Without forgetting that the raw material of a product may have been manufactured in the best conditions, organic and sustainable, to then be transformed elsewhere and lose all its primary interest. It can be very complex. People need to be vigilant as they are more and more with their food. Watch out for green bashing!
You have lived and practiced in Canada, are there any notable differences in terms of decoration?
Quebecers are very fond of woodwork, cornices and baseboards. They appreciate the classic but warm, industrial style too. They are also much more colorful than the French, which is normal when everything is white for six or eight months of the year. They are used to moving very often so they appropriate the places in a different way.
In France, we have lost these architectural details for a much more contemporary, modern and refined style.
Do you encounter difficulties in the supply of ecological products?
Especially when it comes to plumbing and electrical. Almost everything is made in China or Italy in this area. Glues cause us concern because they almost always have polymers. The real difficulty is not simply to find the green product but more to find it at a reasonable price. That's the hardest part!
Anyway, it's almost impossible to be 100% green in decoration!
If we can't find it, we have it done.
You also have a showroom in Chessy Les Mines twenty minutes from Lyon, what can you find there?
This Showroom shop allows us to present the finishing and decoration materials, to put them in situation, like a show apartment with furniture from local craftsmen. We also present ecological local products. And soon we will offer ecological kitchens.
People who inspire you?
I am more inspired by the things around me, by people, spirituality, philosophy, nature, science.
Your latest musical favourites?
Hillsong and African-inspired music like Salif Keita or Nina Simone!
In the kitchen, what is your favorite dish?
An Indian dish, Palak Paneer , spinach with Indian spices and cheeses with basmati rice. A treat that my son also loves.
https://www.atelierdeschefs.fr/fr/recette/24069-palak-paneer.php (this takes panir, a traditional cheese with the texture of soy blocks and pan-fried and not the laughing cow for the original recipe.)
A website, a book, a motto to share?
Pinterest inspires me a lot, I admit. Otherwise, I am very sensitive to the illustrations in my son's children's books, to the graphics that emerge from them.
As for my motto, it holds in these words, “Happiness is shared”. You have to take care of others. I always have this notion in mind with my clients.

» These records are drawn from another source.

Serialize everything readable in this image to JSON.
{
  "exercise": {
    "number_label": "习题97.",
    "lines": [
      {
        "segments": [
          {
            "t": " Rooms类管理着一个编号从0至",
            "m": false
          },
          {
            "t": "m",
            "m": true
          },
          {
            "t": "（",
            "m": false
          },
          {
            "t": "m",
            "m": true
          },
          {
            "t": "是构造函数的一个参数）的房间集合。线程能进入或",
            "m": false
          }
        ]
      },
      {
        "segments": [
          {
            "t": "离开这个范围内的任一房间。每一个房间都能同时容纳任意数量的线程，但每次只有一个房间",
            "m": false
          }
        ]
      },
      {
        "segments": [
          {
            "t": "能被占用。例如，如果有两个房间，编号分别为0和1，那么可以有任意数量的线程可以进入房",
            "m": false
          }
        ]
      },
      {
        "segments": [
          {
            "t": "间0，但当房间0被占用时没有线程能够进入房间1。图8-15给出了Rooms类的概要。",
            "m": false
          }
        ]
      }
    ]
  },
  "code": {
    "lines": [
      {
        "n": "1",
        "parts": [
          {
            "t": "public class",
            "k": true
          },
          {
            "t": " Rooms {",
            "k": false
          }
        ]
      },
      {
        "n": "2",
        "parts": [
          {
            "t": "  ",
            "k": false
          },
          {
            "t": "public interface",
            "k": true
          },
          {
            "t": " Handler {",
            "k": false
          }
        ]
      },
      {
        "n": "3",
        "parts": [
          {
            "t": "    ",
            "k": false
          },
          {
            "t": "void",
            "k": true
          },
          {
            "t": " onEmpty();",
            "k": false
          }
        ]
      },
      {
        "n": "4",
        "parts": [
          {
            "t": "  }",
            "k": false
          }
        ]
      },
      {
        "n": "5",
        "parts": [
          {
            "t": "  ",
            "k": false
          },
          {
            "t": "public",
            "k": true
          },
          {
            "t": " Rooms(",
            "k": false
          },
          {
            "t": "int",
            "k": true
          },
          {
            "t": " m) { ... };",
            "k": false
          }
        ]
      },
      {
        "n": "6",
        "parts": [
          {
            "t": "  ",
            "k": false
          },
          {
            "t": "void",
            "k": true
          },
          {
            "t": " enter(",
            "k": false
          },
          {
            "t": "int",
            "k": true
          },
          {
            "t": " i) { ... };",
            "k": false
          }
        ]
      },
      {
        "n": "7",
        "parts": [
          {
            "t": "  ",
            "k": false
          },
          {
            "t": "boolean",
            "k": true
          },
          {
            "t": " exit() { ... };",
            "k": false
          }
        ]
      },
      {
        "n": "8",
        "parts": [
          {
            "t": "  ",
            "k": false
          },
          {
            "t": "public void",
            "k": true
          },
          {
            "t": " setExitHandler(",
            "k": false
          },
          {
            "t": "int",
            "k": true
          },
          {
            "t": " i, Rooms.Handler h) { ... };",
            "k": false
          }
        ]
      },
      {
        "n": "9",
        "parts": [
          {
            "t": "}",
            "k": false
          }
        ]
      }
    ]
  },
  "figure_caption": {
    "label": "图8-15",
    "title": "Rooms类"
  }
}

I am very attentive to it so that it goes well, that they are serene because the renovation is often stressful. They need kindness.
Photo credits Alexandra Vincent - Hava Design
Interview by Edith SELLIER PASCAL